According to the University of Minnesota/Extension website symptoms caused by verticillium develop anytime during the growing season, but are most apt to appear in July and August. In some cases the symptoms may be more severe during or following cool weather. Symptoms appear chronically, or they may be acute and often lethal. Chronic symptoms include small, yellow foliage, leaf scorch (marginal browning), slow growth, abnormally heavy seed crops and dieback of shoots and branches. Often, the foliage on one or more branches wilts suddenly. Acute symptoms include leaf curling, drying, an abnormal red or yellow color of leaves or areas between leaf veins, partial defoliation, wilting and branch dieback. Often one branch or one side or sector of the plant is affected. Recurrence of wilt in ensuing years is unpredictable, as is its severity. In its lethal form, verticillium wilt will cause a sudden and total collapse of the plant. You might want to contact a university extension service to test the plant and confirm this diagnosis.

You could try to keep the plant well fertilized with compost or organic matter and keep it well watered. This will help to ensure that there are no additional stressors and the plant might be able to fight off the disease. If you find that you are pruning your shrub again next year to remove dead material, make sure you disinfect your pruning shears with rubbing alcohol or a 10% solution of bleach and water. Any wood should be removed and destroyed and not chipped or composted as you can spread the disease to other areas of your garden.
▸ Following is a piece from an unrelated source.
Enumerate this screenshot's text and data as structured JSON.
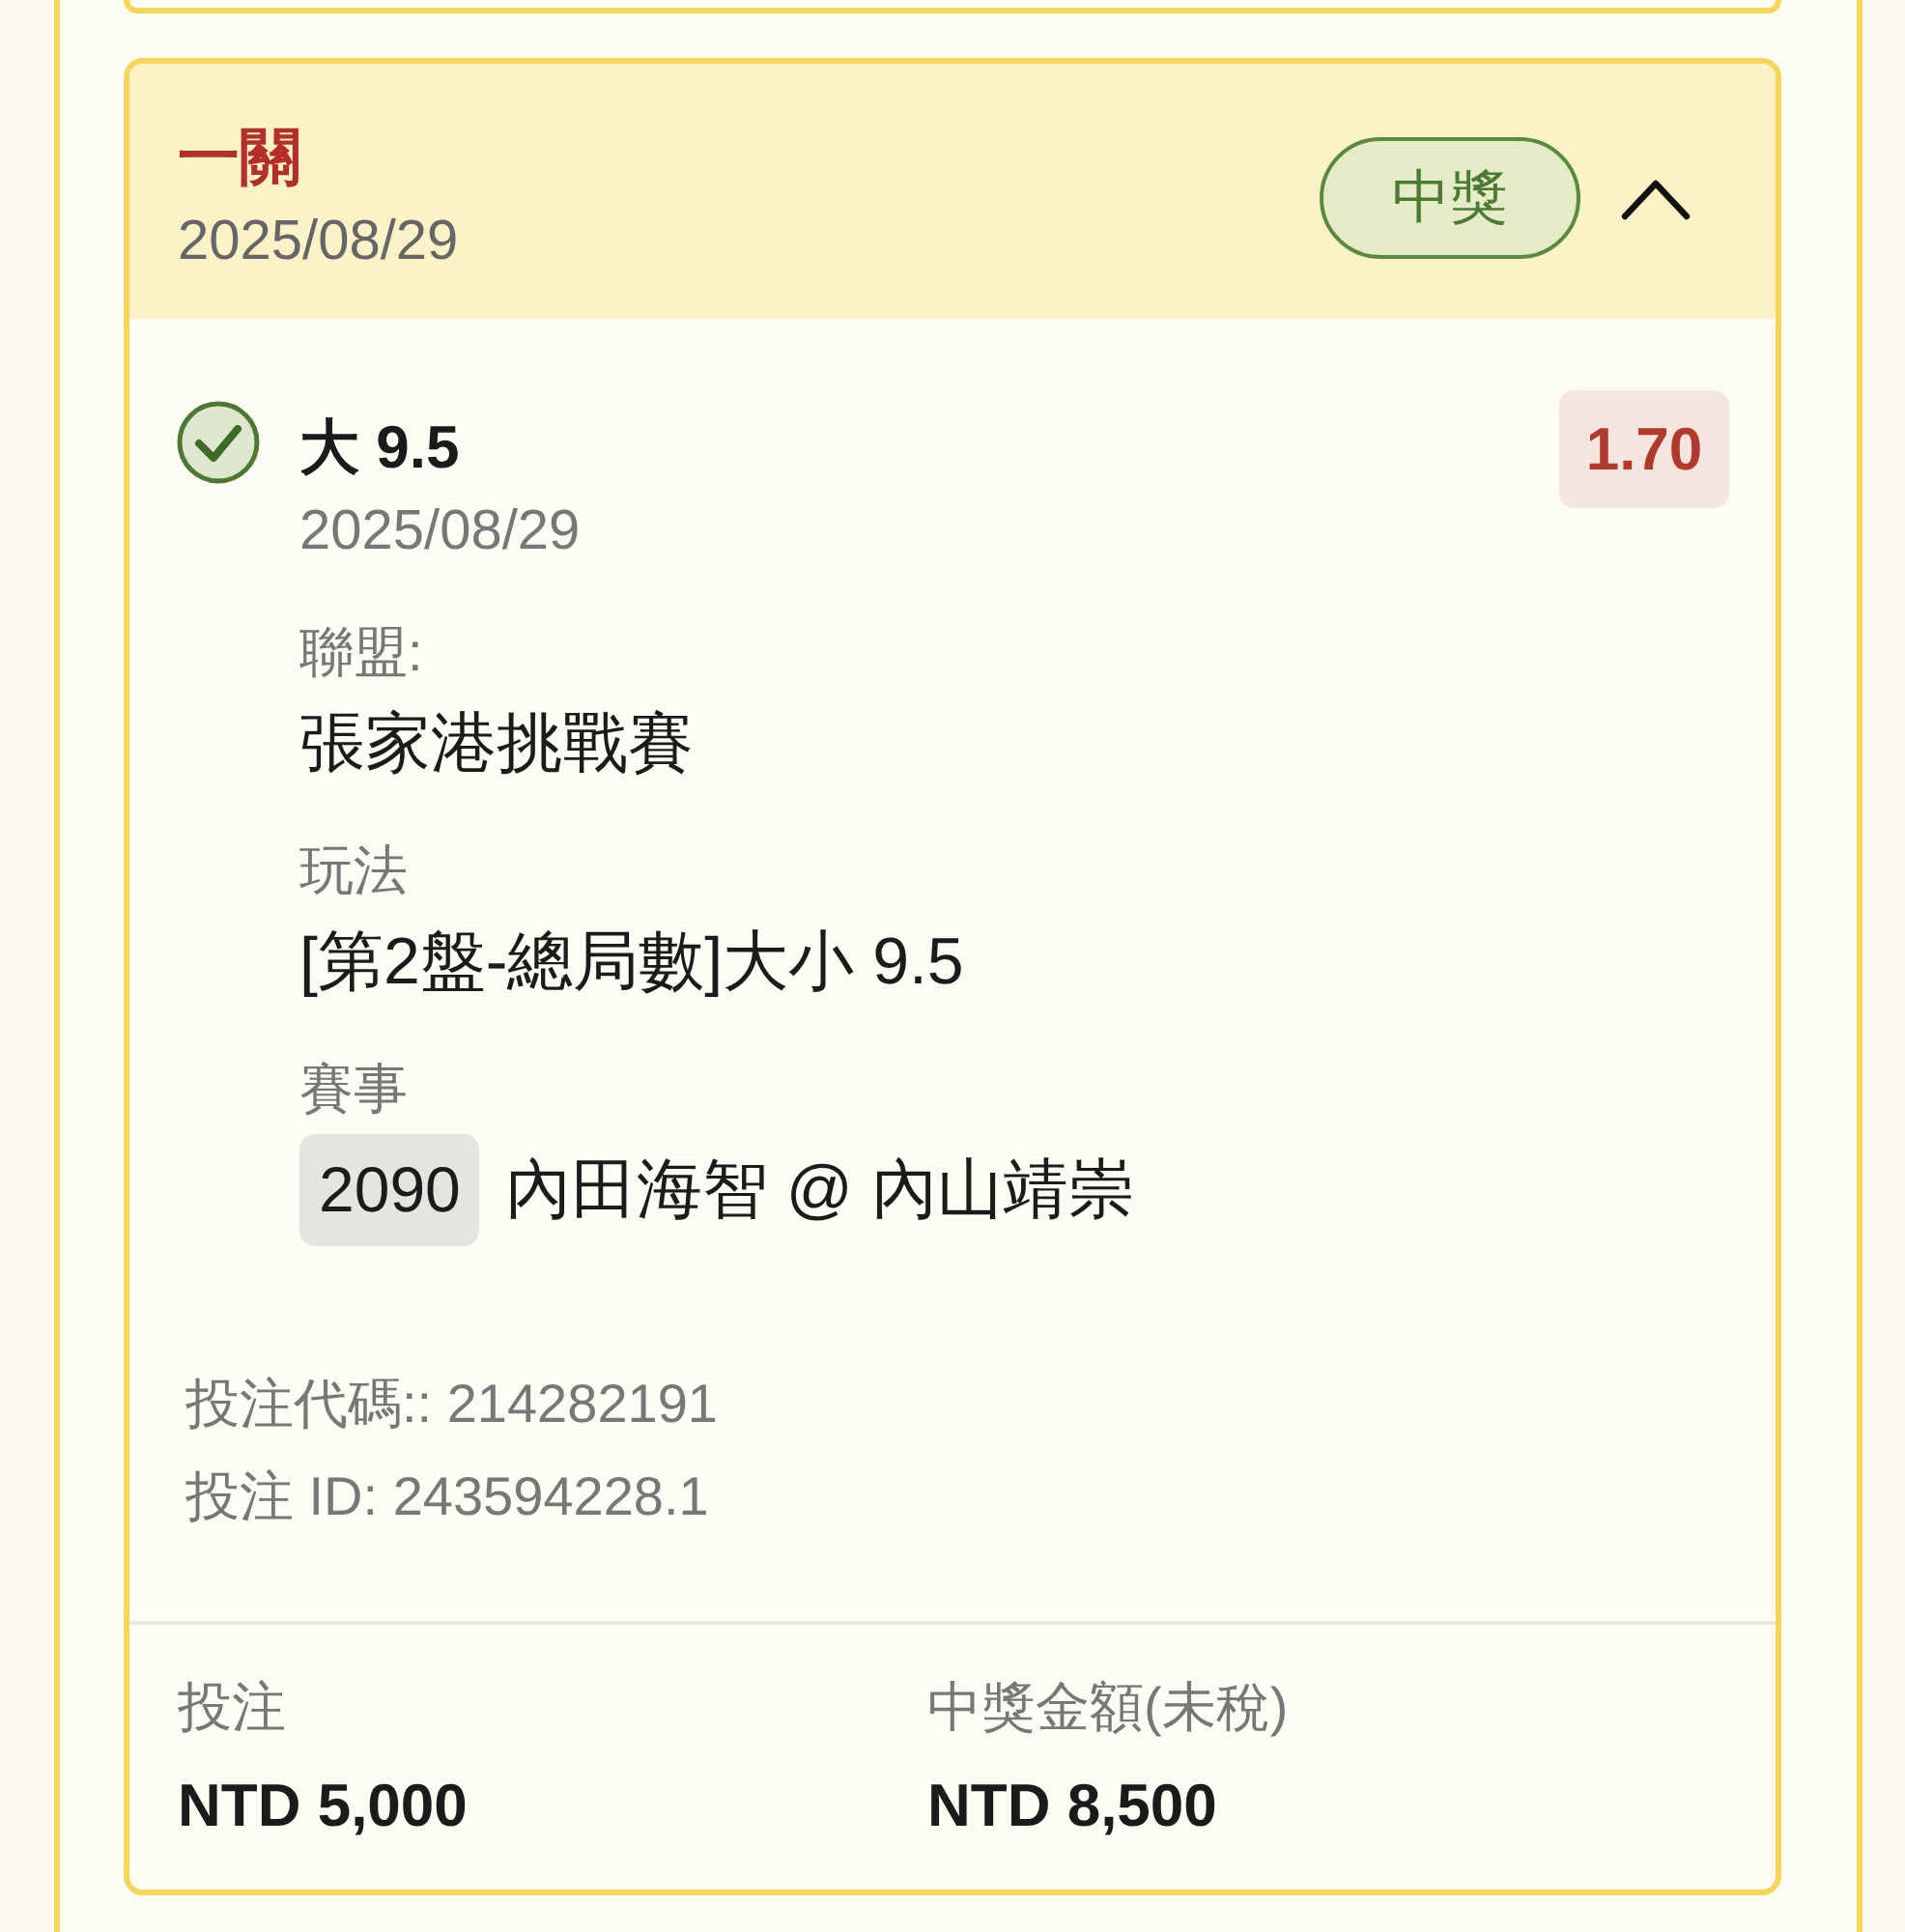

If your plant does succumb, you would be wise to plant a verticillium-resistant plant – such as hawthorne, hickory, poplar, ginkgo, mountain ash or mulberry — in that area since the fungal spores will remain in the soil for up to 15 years after you remove your elder.